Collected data
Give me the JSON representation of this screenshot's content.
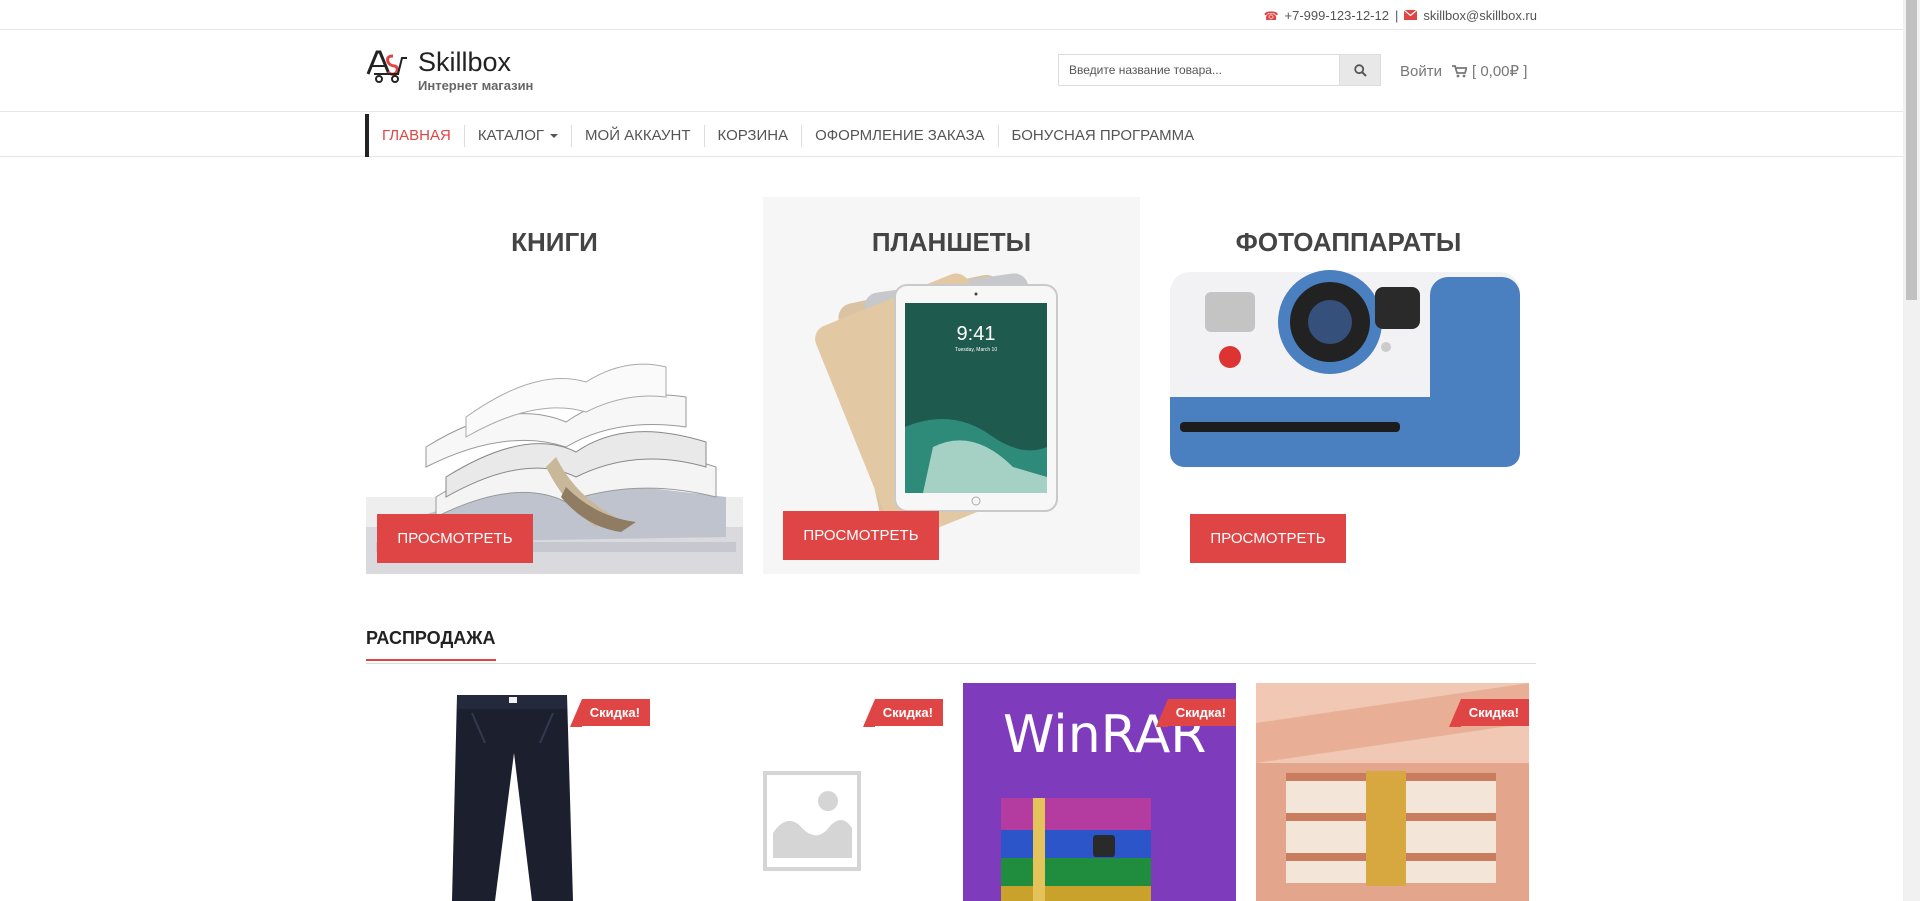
{
  "topbar": {
    "phone": "+7-999-123-12-12",
    "separator": "|",
    "email": "skillbox@skillbox.ru"
  },
  "header": {
    "logo_name": "Skillbox",
    "logo_tagline": "Интернет магазин",
    "search_placeholder": "Введите название товара...",
    "login_label": "Войти",
    "cart_label": "[ 0,00₽ ]"
  },
  "nav": {
    "items": [
      {
        "label": "Главная",
        "active": true
      },
      {
        "label": "Каталог",
        "has_dropdown": true
      },
      {
        "label": "Мой аккаунт"
      },
      {
        "label": "Корзина"
      },
      {
        "label": "Оформление заказа"
      },
      {
        "label": "Бонусная программа"
      }
    ]
  },
  "categories": [
    {
      "title": "КНИГИ",
      "button": "ПРОСМОТРЕТЬ"
    },
    {
      "title": "ПЛАНШЕТЫ",
      "button": "ПРОСМОТРЕТЬ",
      "tablet_time": "9:41",
      "tablet_date": "Tuesday, March 10"
    },
    {
      "title": "ФОТОАППАРАТЫ",
      "button": "ПРОСМОТРЕТЬ"
    }
  ],
  "sale": {
    "title": "РАСПРОДАЖА",
    "products": [
      {
        "badge": "Скидка!"
      },
      {
        "badge": "Скидка!"
      },
      {
        "badge": "Скидка!",
        "image_text": "WinRAR"
      },
      {
        "badge": "Скидка!"
      }
    ]
  },
  "colors": {
    "accent": "#e04545",
    "text": "#444444",
    "border": "#e6e6e6"
  }
}
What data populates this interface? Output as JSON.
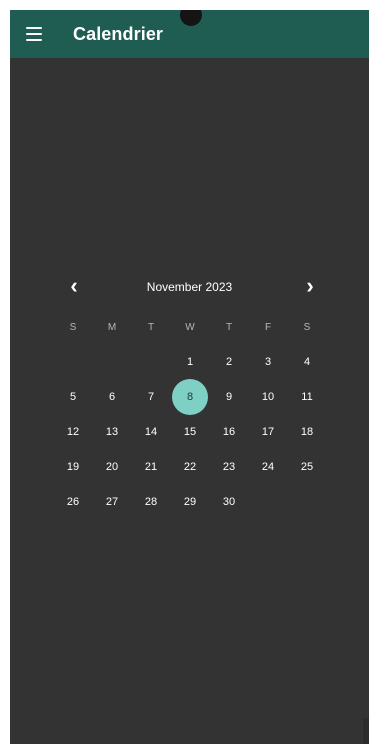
{
  "app": {
    "title": "Calendrier"
  },
  "calendar": {
    "month_label": "November 2023",
    "prev_icon": "chevron-left-icon",
    "next_icon": "chevron-right-icon",
    "weekdays": [
      "S",
      "M",
      "T",
      "W",
      "T",
      "F",
      "S"
    ],
    "weeks": [
      [
        "",
        "",
        "",
        "1",
        "2",
        "3",
        "4"
      ],
      [
        "5",
        "6",
        "7",
        "8",
        "9",
        "10",
        "11"
      ],
      [
        "12",
        "13",
        "14",
        "15",
        "16",
        "17",
        "18"
      ],
      [
        "19",
        "20",
        "21",
        "22",
        "23",
        "24",
        "25"
      ],
      [
        "26",
        "27",
        "28",
        "29",
        "30",
        "",
        ""
      ]
    ],
    "selected_day": "8",
    "selected_color": "#7fd0c4"
  },
  "colors": {
    "appbar": "#1f5c52",
    "background": "#333333"
  }
}
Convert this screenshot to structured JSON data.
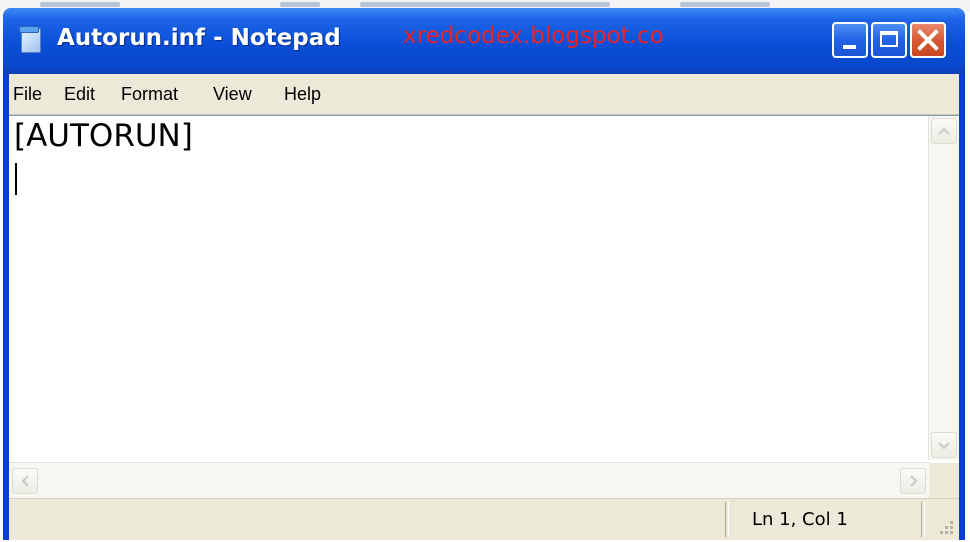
{
  "window": {
    "title": "Autorun.inf - Notepad",
    "watermark": "xredcodex.blogspot.co",
    "title_color": "#0a4fd8",
    "close_color": "#d65a35"
  },
  "icons": {
    "app": "notepad-icon",
    "minimize": "minimize-icon",
    "maximize": "maximize-icon",
    "close": "close-icon",
    "scroll_up": "arrow-up-icon",
    "scroll_down": "arrow-down-icon",
    "scroll_left": "arrow-left-icon",
    "scroll_right": "arrow-right-icon",
    "grip": "resize-grip-icon"
  },
  "menu": {
    "items": [
      "File",
      "Edit",
      "Format",
      "View",
      "Help"
    ]
  },
  "editor": {
    "content": "[AUTORUN]"
  },
  "status": {
    "position": "Ln 1, Col 1"
  }
}
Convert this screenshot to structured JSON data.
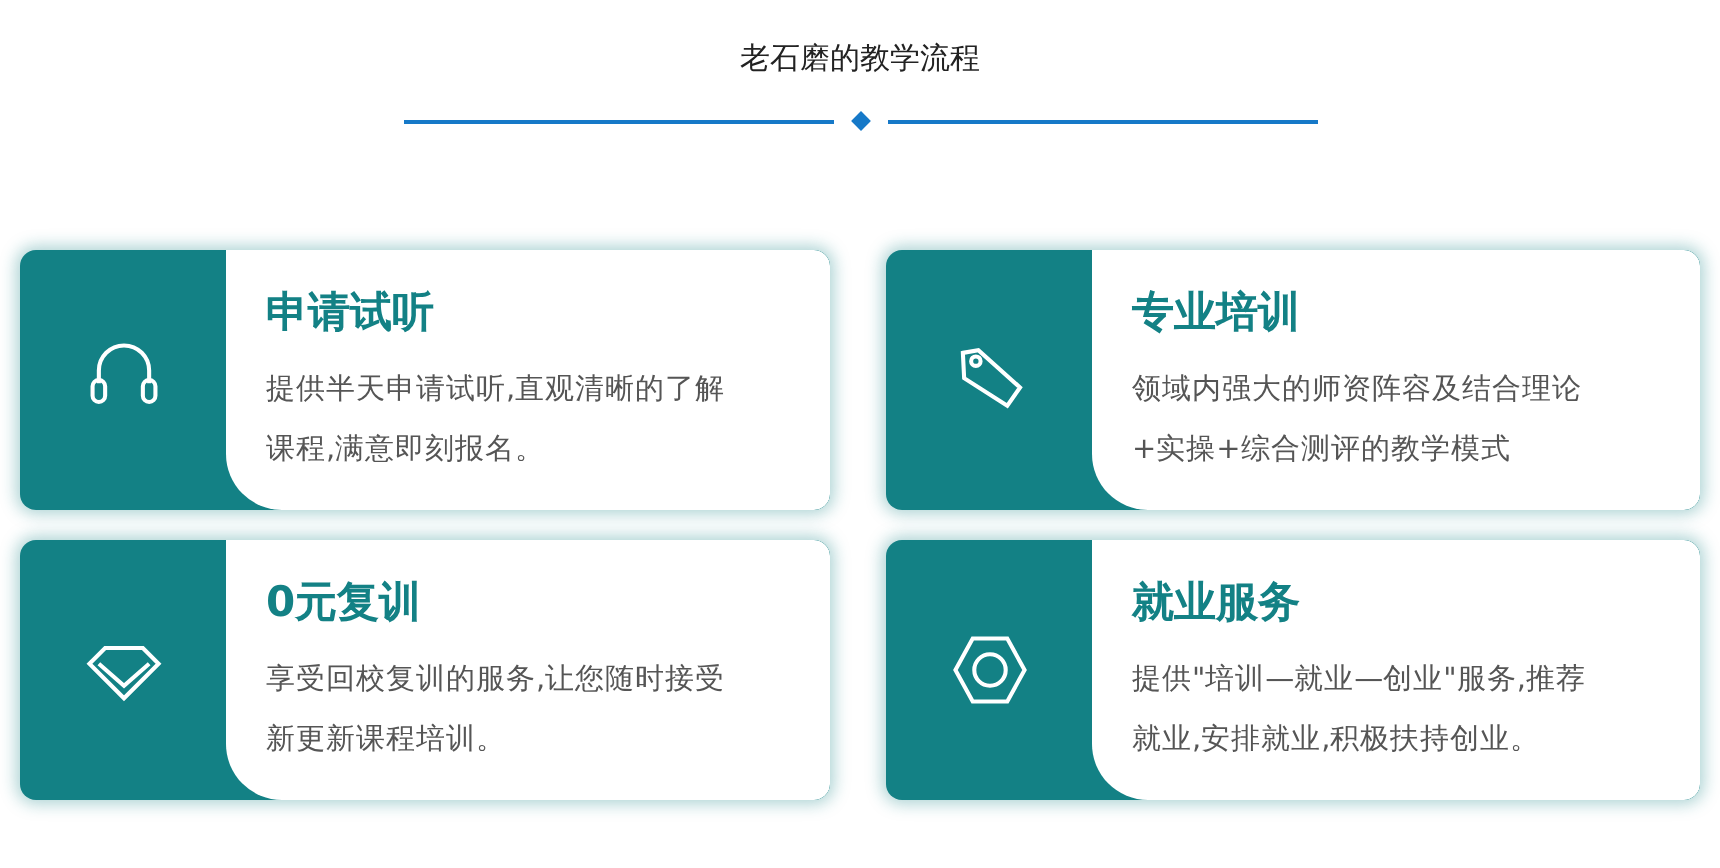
{
  "heading": "老石磨的教学流程",
  "cards": [
    {
      "title": "申请试听",
      "description": "提供半天申请试听,直观清晰的了解课程,满意即刻报名。"
    },
    {
      "title": "专业培训",
      "description": "领域内强大的师资阵容及结合理论+实操+综合测评的教学模式"
    },
    {
      "title": "0元复训",
      "description": "享受回校复训的服务,让您随时接受新更新课程培训。"
    },
    {
      "title": "就业服务",
      "description": "提供\"培训—就业—创业\"服务,推荐就业,安排就业,积极扶持创业。"
    }
  ]
}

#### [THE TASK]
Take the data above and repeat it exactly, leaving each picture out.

#### [FINISHED EXERCISE]
Give me the JSON representation of this screenshot's content.
{
  "topbar": {
    "phone": "+7-999-123-12-12",
    "separator": "|",
    "email": "skillbox@skillbox.ru"
  },
  "header": {
    "logo_name": "Skillbox",
    "logo_tagline": "Интернет магазин",
    "search_placeholder": "Введите название товара...",
    "login_label": "Войти",
    "cart_label": "[ 0,00₽ ]"
  },
  "nav": {
    "items": [
      {
        "label": "Главная",
        "active": true
      },
      {
        "label": "Каталог",
        "has_dropdown": true
      },
      {
        "label": "Мой аккаунт"
      },
      {
        "label": "Корзина"
      },
      {
        "label": "Оформление заказа"
      },
      {
        "label": "Бонусная программа"
      }
    ]
  },
  "categories": [
    {
      "title": "КНИГИ",
      "button": "ПРОСМОТРЕТЬ"
    },
    {
      "title": "ПЛАНШЕТЫ",
      "button": "ПРОСМОТРЕТЬ",
      "tablet_time": "9:41",
      "tablet_date": "Tuesday, March 10"
    },
    {
      "title": "ФОТОАППАРАТЫ",
      "button": "ПРОСМОТРЕТЬ"
    }
  ],
  "sale": {
    "title": "РАСПРОДАЖА",
    "products": [
      {
        "badge": "Скидка!"
      },
      {
        "badge": "Скидка!"
      },
      {
        "badge": "Скидка!",
        "image_text": "WinRAR"
      },
      {
        "badge": "Скидка!"
      }
    ]
  },
  "colors": {
    "accent": "#e04545",
    "text": "#444444",
    "border": "#e6e6e6"
  }
}
What data populates this interface? Output as JSON.
{
  "app": {
    "title": "Calendrier"
  },
  "calendar": {
    "month_label": "November 2023",
    "prev_icon": "chevron-left-icon",
    "next_icon": "chevron-right-icon",
    "weekdays": [
      "S",
      "M",
      "T",
      "W",
      "T",
      "F",
      "S"
    ],
    "weeks": [
      [
        "",
        "",
        "",
        "1",
        "2",
        "3",
        "4"
      ],
      [
        "5",
        "6",
        "7",
        "8",
        "9",
        "10",
        "11"
      ],
      [
        "12",
        "13",
        "14",
        "15",
        "16",
        "17",
        "18"
      ],
      [
        "19",
        "20",
        "21",
        "22",
        "23",
        "24",
        "25"
      ],
      [
        "26",
        "27",
        "28",
        "29",
        "30",
        "",
        ""
      ]
    ],
    "selected_day": "8",
    "selected_color": "#7fd0c4"
  },
  "colors": {
    "appbar": "#1f5c52",
    "background": "#333333"
  }
}
Convert this screenshot to structured JSON data.
{
  "window": {
    "title": "Autorun.inf - Notepad",
    "watermark": "xredcodex.blogspot.co",
    "title_color": "#0a4fd8",
    "close_color": "#d65a35"
  },
  "icons": {
    "app": "notepad-icon",
    "minimize": "minimize-icon",
    "maximize": "maximize-icon",
    "close": "close-icon",
    "scroll_up": "arrow-up-icon",
    "scroll_down": "arrow-down-icon",
    "scroll_left": "arrow-left-icon",
    "scroll_right": "arrow-right-icon",
    "grip": "resize-grip-icon"
  },
  "menu": {
    "items": [
      "File",
      "Edit",
      "Format",
      "View",
      "Help"
    ]
  },
  "editor": {
    "content": "[AUTORUN]"
  },
  "status": {
    "position": "Ln 1, Col 1"
  }
}
Convert this screenshot to structured JSON data.
{
  "heading": "老石磨的教学流程",
  "cards": [
    {
      "title": "申请试听",
      "description": "提供半天申请试听,直观清晰的了解课程,满意即刻报名。"
    },
    {
      "title": "专业培训",
      "description": "领域内强大的师资阵容及结合理论+实操+综合测评的教学模式"
    },
    {
      "title": "0元复训",
      "description": "享受回校复训的服务,让您随时接受新更新课程培训。"
    },
    {
      "title": "就业服务",
      "description": "提供\"培训—就业—创业\"服务,推荐就业,安排就业,积极扶持创业。"
    }
  ]
}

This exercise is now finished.